**Task to carry out**
Print out all of the data below, keeping it identical to the original.

**Exercise data**
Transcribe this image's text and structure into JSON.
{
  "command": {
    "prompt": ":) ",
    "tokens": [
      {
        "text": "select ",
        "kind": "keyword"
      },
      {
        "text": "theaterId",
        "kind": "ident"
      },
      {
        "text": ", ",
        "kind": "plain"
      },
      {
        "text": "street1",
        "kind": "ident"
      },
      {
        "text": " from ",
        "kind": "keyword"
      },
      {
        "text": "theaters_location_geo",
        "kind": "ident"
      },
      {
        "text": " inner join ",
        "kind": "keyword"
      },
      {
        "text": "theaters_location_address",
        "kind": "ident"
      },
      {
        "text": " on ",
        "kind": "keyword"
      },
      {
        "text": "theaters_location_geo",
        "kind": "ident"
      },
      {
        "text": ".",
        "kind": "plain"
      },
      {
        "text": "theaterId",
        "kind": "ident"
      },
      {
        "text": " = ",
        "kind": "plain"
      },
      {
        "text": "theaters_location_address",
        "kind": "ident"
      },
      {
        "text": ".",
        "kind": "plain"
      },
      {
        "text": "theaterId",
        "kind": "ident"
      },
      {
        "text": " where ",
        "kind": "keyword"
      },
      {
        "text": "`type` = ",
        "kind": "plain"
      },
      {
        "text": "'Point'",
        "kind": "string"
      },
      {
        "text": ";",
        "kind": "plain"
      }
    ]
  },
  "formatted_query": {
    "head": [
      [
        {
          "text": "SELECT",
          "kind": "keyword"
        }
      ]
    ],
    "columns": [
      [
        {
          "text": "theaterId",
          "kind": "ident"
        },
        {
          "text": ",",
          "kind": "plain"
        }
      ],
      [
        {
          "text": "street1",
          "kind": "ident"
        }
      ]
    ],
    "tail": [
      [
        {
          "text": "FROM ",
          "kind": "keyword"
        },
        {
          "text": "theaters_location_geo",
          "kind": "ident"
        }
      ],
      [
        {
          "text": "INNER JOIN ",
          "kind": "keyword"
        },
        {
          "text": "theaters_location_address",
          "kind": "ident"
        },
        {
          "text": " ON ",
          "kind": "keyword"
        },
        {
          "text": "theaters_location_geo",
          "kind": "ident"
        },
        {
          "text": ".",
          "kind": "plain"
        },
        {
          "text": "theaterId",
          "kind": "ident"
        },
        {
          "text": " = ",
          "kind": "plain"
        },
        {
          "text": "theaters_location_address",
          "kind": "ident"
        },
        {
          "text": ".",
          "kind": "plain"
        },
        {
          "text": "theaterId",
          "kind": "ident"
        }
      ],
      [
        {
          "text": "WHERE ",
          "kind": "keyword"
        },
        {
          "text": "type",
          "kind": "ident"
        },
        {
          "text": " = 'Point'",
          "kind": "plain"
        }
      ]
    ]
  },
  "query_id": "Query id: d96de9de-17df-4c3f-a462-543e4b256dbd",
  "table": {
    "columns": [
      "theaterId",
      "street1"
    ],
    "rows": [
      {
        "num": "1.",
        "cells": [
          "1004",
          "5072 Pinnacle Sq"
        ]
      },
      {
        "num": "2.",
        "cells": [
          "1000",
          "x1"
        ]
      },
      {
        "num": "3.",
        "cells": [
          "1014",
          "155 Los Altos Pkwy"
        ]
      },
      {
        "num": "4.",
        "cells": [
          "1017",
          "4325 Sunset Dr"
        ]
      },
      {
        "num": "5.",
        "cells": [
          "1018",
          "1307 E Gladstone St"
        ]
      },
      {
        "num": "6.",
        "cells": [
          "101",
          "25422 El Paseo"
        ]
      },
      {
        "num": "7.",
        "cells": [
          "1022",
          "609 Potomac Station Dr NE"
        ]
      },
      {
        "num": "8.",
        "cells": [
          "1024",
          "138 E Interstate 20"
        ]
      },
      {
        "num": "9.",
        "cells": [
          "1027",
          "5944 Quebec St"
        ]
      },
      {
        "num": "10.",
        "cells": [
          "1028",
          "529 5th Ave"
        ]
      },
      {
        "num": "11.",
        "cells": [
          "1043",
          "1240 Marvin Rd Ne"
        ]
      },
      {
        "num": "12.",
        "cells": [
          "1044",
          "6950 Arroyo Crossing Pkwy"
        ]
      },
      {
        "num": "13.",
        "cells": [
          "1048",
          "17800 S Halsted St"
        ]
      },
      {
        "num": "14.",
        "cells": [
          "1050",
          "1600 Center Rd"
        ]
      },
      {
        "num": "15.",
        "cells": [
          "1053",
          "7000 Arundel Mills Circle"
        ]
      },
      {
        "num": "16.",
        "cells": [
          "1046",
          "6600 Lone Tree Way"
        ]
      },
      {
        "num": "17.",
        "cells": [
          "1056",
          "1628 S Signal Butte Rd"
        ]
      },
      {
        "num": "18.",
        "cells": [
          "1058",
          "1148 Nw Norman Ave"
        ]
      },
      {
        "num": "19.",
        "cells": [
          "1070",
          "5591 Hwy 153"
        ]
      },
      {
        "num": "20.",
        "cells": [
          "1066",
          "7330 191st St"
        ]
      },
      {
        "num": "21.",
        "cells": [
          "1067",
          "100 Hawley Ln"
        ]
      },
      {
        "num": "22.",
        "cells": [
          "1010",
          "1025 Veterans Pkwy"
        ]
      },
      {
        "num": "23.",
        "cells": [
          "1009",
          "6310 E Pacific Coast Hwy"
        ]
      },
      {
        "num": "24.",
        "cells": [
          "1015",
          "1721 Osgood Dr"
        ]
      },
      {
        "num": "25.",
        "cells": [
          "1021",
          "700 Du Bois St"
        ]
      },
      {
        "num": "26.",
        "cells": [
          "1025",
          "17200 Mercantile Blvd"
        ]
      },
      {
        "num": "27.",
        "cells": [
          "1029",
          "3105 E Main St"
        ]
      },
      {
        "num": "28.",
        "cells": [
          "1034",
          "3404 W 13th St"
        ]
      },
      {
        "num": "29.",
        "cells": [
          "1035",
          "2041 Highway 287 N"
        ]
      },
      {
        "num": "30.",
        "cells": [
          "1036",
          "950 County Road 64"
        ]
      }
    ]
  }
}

**Response**
Transcribe this image's text and structure into JSON.
{
  "command": {
    "prompt": ":) ",
    "tokens": [
      {
        "text": "select ",
        "kind": "keyword"
      },
      {
        "text": "theaterId",
        "kind": "ident"
      },
      {
        "text": ", ",
        "kind": "plain"
      },
      {
        "text": "street1",
        "kind": "ident"
      },
      {
        "text": " from ",
        "kind": "keyword"
      },
      {
        "text": "theaters_location_geo",
        "kind": "ident"
      },
      {
        "text": " inner join ",
        "kind": "keyword"
      },
      {
        "text": "theaters_location_address",
        "kind": "ident"
      },
      {
        "text": " on ",
        "kind": "keyword"
      },
      {
        "text": "theaters_location_geo",
        "kind": "ident"
      },
      {
        "text": ".",
        "kind": "plain"
      },
      {
        "text": "theaterId",
        "kind": "ident"
      },
      {
        "text": " = ",
        "kind": "plain"
      },
      {
        "text": "theaters_location_address",
        "kind": "ident"
      },
      {
        "text": ".",
        "kind": "plain"
      },
      {
        "text": "theaterId",
        "kind": "ident"
      },
      {
        "text": " where ",
        "kind": "keyword"
      },
      {
        "text": "`type` = ",
        "kind": "plain"
      },
      {
        "text": "'Point'",
        "kind": "string"
      },
      {
        "text": ";",
        "kind": "plain"
      }
    ]
  },
  "formatted_query": {
    "head": [
      [
        {
          "text": "SELECT",
          "kind": "keyword"
        }
      ]
    ],
    "columns": [
      [
        {
          "text": "theaterId",
          "kind": "ident"
        },
        {
          "text": ",",
          "kind": "plain"
        }
      ],
      [
        {
          "text": "street1",
          "kind": "ident"
        }
      ]
    ],
    "tail": [
      [
        {
          "text": "FROM ",
          "kind": "keyword"
        },
        {
          "text": "theaters_location_geo",
          "kind": "ident"
        }
      ],
      [
        {
          "text": "INNER JOIN ",
          "kind": "keyword"
        },
        {
          "text": "theaters_location_address",
          "kind": "ident"
        },
        {
          "text": " ON ",
          "kind": "keyword"
        },
        {
          "text": "theaters_location_geo",
          "kind": "ident"
        },
        {
          "text": ".",
          "kind": "plain"
        },
        {
          "text": "theaterId",
          "kind": "ident"
        },
        {
          "text": " = ",
          "kind": "plain"
        },
        {
          "text": "theaters_location_address",
          "kind": "ident"
        },
        {
          "text": ".",
          "kind": "plain"
        },
        {
          "text": "theaterId",
          "kind": "ident"
        }
      ],
      [
        {
          "text": "WHERE ",
          "kind": "keyword"
        },
        {
          "text": "type",
          "kind": "ident"
        },
        {
          "text": " = 'Point'",
          "kind": "plain"
        }
      ]
    ]
  },
  "query_id": "Query id: d96de9de-17df-4c3f-a462-543e4b256dbd",
  "table": {
    "columns": [
      "theaterId",
      "street1"
    ],
    "rows": [
      {
        "num": "1.",
        "cells": [
          "1004",
          "5072 Pinnacle Sq"
        ]
      },
      {
        "num": "2.",
        "cells": [
          "1000",
          "x1"
        ]
      },
      {
        "num": "3.",
        "cells": [
          "1014",
          "155 Los Altos Pkwy"
        ]
      },
      {
        "num": "4.",
        "cells": [
          "1017",
          "4325 Sunset Dr"
        ]
      },
      {
        "num": "5.",
        "cells": [
          "1018",
          "1307 E Gladstone St"
        ]
      },
      {
        "num": "6.",
        "cells": [
          "101",
          "25422 El Paseo"
        ]
      },
      {
        "num": "7.",
        "cells": [
          "1022",
          "609 Potomac Station Dr NE"
        ]
      },
      {
        "num": "8.",
        "cells": [
          "1024",
          "138 E Interstate 20"
        ]
      },
      {
        "num": "9.",
        "cells": [
          "1027",
          "5944 Quebec St"
        ]
      },
      {
        "num": "10.",
        "cells": [
          "1028",
          "529 5th Ave"
        ]
      },
      {
        "num": "11.",
        "cells": [
          "1043",
          "1240 Marvin Rd Ne"
        ]
      },
      {
        "num": "12.",
        "cells": [
          "1044",
          "6950 Arroyo Crossing Pkwy"
        ]
      },
      {
        "num": "13.",
        "cells": [
          "1048",
          "17800 S Halsted St"
        ]
      },
      {
        "num": "14.",
        "cells": [
          "1050",
          "1600 Center Rd"
        ]
      },
      {
        "num": "15.",
        "cells": [
          "1053",
          "7000 Arundel Mills Circle"
        ]
      },
      {
        "num": "16.",
        "cells": [
          "1046",
          "6600 Lone Tree Way"
        ]
      },
      {
        "num": "17.",
        "cells": [
          "1056",
          "1628 S Signal Butte Rd"
        ]
      },
      {
        "num": "18.",
        "cells": [
          "1058",
          "1148 Nw Norman Ave"
        ]
      },
      {
        "num": "19.",
        "cells": [
          "1070",
          "5591 Hwy 153"
        ]
      },
      {
        "num": "20.",
        "cells": [
          "1066",
          "7330 191st St"
        ]
      },
      {
        "num": "21.",
        "cells": [
          "1067",
          "100 Hawley Ln"
        ]
      },
      {
        "num": "22.",
        "cells": [
          "1010",
          "1025 Veterans Pkwy"
        ]
      },
      {
        "num": "23.",
        "cells": [
          "1009",
          "6310 E Pacific Coast Hwy"
        ]
      },
      {
        "num": "24.",
        "cells": [
          "1015",
          "1721 Osgood Dr"
        ]
      },
      {
        "num": "25.",
        "cells": [
          "1021",
          "700 Du Bois St"
        ]
      },
      {
        "num": "26.",
        "cells": [
          "1025",
          "17200 Mercantile Blvd"
        ]
      },
      {
        "num": "27.",
        "cells": [
          "1029",
          "3105 E Main St"
        ]
      },
      {
        "num": "28.",
        "cells": [
          "1034",
          "3404 W 13th St"
        ]
      },
      {
        "num": "29.",
        "cells": [
          "1035",
          "2041 Highway 287 N"
        ]
      },
      {
        "num": "30.",
        "cells": [
          "1036",
          "950 County Road 64"
        ]
      }
    ]
  }
}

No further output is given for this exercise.